Thousands of young people in Hampshire are forced to sleep rough or sofa surf. Supported accommodation or hostels, funded by the council and provided by voluntary sector organisations, have been cut to the bone. In these desperate times, how can we implement changes that materially improve young people’s lives?
Dr Anna Killick of the University of Southampton, a researcher on a Blagrave funded research project with the Southern Policy Centre Help Us Move On argues that we need a national government that gives local councils enough money to solve the housing crisis. In the meantime, we must try to find any local solutions that will improve young people’s lives.
Combining different kinds of local knowledge to achieve change
I advocate that we bring together local knowledge from two sources: young people’s own knowledge and experience and that of those who know local government.
I have been working on a project whose aim is to find solutions to some of the housing and education, training and employment problems facing the most vulnerable young people in Hampshire. The Blagrave Trust’s stipulation as funder of the project was that we should do this in a way that was youth led. We gathered a team of six peer researchers to advise, and in some cases lead, on the research. The Blagrave Trust also wanted us to identify what was achievable and how it could be achieved at the local level, in Hampshire, and we realised we would also need to draw on knowledge of local council structures and finance.
Throughout the research process, the local knowledge of young people combined with the knowledge of local governance in creative and dynamic ways. In this piece I demonstrate this with one example of how the two types of local knowledge helped us identify a problem and then develop a possible local solution, including the strategy for its eventual implementation.
The problem requiring a material solution
Thousands of young people in Hampshire are forced to sleep rough or sofa surf. Supported accommodation or hostels, funded by the council and provided by voluntary sector organisations, have been cut to the bone.
Even if a young person can get a place in a hostel the chances of them being able to move on from the hostel into independent and more long-term accommodation are slim. Funding for ‘next step’ type accommodation has been cut. Unless the young person has a child, they are unlikely to move fast up any council house waiting list. They can only afford poor quality bed-sits in the private rented sector where they may feel isolated from or scared of the other tenants.
Local knowledge of young peer researchers
From youth worker contacts, we recruited a team of six peer researchers who have direct experience of homelessness or acute housing problems. Aged between 16 and 26 and including some young parents, they come from a range of backgrounds- studying, working, unemployed. They met each week. They contributed their local knowledge to improve the design and analysis of a housing survey, making sure it reached 456 young people through their networks, which no other researcher could have done.
The survey suggested that some young people would consider sharing in the private sector if an agency advised them and helped them do it, for instance by matching them with landlords and co-tenants and helping to iron out any subsequent problems. These shared houses might mean less isolation and higher quality rooms than in the standard ‘multiple occupancy’ bed-sits. We also found local private landlords who rent to students now and are aware that the supply of students is drying up as the volume of purpose built accommodation grows. Some of those landlords could be persuaded to move across into the shared housing market for non-students.

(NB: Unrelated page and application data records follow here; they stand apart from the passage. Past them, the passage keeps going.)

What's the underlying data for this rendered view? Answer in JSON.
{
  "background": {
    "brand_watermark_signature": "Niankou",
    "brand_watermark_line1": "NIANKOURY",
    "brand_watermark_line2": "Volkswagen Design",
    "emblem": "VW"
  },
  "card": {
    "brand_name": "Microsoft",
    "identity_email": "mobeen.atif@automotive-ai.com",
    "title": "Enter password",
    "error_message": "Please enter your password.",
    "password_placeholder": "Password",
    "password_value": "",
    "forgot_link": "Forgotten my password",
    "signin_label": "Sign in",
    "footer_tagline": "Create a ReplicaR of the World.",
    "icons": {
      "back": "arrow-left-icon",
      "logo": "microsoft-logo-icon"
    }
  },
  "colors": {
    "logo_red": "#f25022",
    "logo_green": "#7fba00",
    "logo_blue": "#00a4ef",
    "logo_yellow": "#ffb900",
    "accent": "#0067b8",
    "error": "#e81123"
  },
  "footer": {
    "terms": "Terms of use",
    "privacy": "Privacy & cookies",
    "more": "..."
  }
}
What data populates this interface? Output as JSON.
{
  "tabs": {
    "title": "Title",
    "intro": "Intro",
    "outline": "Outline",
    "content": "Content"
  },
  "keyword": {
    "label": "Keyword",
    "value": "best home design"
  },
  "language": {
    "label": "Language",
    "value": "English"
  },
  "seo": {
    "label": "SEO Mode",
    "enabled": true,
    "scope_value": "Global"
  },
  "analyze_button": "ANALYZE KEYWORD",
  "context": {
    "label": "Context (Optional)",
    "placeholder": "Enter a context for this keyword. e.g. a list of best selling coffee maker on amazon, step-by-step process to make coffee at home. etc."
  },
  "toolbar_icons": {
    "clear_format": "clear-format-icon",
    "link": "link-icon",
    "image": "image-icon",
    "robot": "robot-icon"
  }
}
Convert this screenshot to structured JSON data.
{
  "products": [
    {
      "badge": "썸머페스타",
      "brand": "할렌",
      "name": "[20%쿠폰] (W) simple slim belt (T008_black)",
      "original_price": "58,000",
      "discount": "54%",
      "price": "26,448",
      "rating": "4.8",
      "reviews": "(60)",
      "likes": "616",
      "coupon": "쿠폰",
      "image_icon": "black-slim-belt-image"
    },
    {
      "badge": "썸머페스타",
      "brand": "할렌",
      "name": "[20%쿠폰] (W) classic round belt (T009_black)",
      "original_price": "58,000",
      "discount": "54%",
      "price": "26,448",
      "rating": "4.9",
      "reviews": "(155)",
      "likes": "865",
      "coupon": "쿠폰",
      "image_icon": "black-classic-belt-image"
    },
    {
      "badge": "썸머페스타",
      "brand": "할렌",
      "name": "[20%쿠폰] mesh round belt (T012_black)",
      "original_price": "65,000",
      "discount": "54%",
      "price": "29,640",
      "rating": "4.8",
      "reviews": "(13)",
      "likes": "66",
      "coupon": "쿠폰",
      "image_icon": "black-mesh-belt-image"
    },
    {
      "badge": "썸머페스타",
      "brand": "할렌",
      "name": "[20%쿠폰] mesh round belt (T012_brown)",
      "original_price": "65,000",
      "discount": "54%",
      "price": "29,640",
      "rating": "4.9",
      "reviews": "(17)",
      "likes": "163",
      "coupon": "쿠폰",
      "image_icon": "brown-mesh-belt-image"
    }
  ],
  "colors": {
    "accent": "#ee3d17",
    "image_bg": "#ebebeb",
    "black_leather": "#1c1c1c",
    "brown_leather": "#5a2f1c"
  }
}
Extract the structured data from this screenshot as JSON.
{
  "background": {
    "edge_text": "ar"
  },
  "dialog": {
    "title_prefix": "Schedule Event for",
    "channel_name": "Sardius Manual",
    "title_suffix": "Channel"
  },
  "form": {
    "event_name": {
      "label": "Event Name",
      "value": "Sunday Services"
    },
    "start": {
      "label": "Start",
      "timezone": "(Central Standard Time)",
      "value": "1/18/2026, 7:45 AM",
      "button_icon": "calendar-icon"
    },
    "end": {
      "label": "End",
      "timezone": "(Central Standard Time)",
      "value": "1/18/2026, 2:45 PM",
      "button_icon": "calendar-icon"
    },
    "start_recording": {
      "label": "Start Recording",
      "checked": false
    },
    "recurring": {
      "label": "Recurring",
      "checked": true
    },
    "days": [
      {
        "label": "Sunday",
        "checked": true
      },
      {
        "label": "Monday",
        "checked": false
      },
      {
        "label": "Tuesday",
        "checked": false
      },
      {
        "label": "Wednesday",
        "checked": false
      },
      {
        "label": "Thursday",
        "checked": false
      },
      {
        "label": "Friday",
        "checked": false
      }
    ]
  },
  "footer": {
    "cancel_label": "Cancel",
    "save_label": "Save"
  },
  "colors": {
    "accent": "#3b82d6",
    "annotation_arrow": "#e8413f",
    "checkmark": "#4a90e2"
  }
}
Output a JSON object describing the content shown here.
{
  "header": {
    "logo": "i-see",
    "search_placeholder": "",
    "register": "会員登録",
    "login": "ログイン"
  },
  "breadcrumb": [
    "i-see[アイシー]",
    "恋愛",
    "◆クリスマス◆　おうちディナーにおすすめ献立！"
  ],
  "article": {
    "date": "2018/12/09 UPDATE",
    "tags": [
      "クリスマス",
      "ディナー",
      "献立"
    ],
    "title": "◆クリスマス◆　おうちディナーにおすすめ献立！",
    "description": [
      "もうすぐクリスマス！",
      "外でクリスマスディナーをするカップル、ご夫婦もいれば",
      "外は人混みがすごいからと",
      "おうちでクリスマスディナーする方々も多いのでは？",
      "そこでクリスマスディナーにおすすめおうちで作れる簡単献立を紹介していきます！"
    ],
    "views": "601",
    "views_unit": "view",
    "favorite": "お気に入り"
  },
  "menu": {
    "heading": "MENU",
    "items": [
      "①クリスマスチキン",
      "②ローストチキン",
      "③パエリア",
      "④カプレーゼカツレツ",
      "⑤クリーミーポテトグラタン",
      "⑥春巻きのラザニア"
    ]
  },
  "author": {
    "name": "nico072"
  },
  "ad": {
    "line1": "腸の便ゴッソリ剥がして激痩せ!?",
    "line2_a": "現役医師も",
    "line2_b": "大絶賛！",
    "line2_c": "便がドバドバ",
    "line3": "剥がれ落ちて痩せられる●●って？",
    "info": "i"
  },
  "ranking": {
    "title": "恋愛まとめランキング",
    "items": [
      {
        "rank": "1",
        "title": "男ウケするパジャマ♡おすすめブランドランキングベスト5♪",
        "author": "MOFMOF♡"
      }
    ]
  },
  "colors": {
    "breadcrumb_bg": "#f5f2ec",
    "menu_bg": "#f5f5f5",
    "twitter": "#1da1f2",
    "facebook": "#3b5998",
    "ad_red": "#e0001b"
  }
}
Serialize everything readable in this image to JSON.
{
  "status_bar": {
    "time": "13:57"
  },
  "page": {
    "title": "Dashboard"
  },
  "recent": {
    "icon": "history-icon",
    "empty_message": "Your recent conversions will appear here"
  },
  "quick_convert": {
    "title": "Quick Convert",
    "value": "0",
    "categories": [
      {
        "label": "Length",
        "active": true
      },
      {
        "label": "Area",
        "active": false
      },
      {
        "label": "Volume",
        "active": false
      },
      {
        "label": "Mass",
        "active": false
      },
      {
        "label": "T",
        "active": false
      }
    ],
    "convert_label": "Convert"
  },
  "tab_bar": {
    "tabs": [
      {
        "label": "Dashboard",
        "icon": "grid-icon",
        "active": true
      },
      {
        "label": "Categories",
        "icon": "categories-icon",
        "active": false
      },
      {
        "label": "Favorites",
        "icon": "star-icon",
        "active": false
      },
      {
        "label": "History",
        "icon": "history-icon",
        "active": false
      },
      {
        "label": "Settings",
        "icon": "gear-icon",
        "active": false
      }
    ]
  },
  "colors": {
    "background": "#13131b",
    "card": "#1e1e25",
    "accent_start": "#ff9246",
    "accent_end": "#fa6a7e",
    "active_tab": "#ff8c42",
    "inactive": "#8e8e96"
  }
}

The peer researchers have the local knowledge necessary to help design an agency that can speak prospective young renters’ language and address their hopes and fears. They can also address some of the fears of private landlords, who may have an exaggerated perception of the risks of moving into the non-student market. Peer researchers can start to build relationships with them leading to greater trust and understanding. Having on occasion been problem tenants in arrears themselves, they can convince landlords and others that there are constructive approaches that can be used to help tenants who get into difficulties.
The young peer researchers have also made a deep impact on policy makers. When they met one of the lead housing councillors, they made an emotional and practical appeal no one else could have done.
In general, the peer researchers care deeply about being involved in a project that will eventually ‘make a difference’. This holds the rest of the project up to a standard of determination and drive to achieve implementation that might not otherwise be there.
Inside knowledge of local government
However, these kinds of proposals also require local government support to ensure implementation. Therefore we also drew on the ‘expert’ knowledge of local government insiders who argued that because of the time and financial pressures councils are under we should make sure what we asked for was ‘achievable’. In addition, they advised us to develop a detailed implementation strategy which set out:
- The key people who need to agree to make the changes: which housing council leads and officers to meet and how to persuade them, including gathering evidence from other projects on the costs and benefits, which show how some financial support for an agency could save council money long term.
- The people and organisations who can influence these change-makers, and the ways in which those influencers can be reached.
Mutual respect for forms of local knowledge
Our peer researchers do not want to stay at the amateur level. Some want to develop the skills which trained researchers and those with inside knowledge of local government have. At the same time, even people who have spent a lifetime in local government find the contact with young people who are keen for change energises them and helps them to improve policy. When both types of people come together, understanding and mutual respect for the two respective forms of local knowledge is strengthened.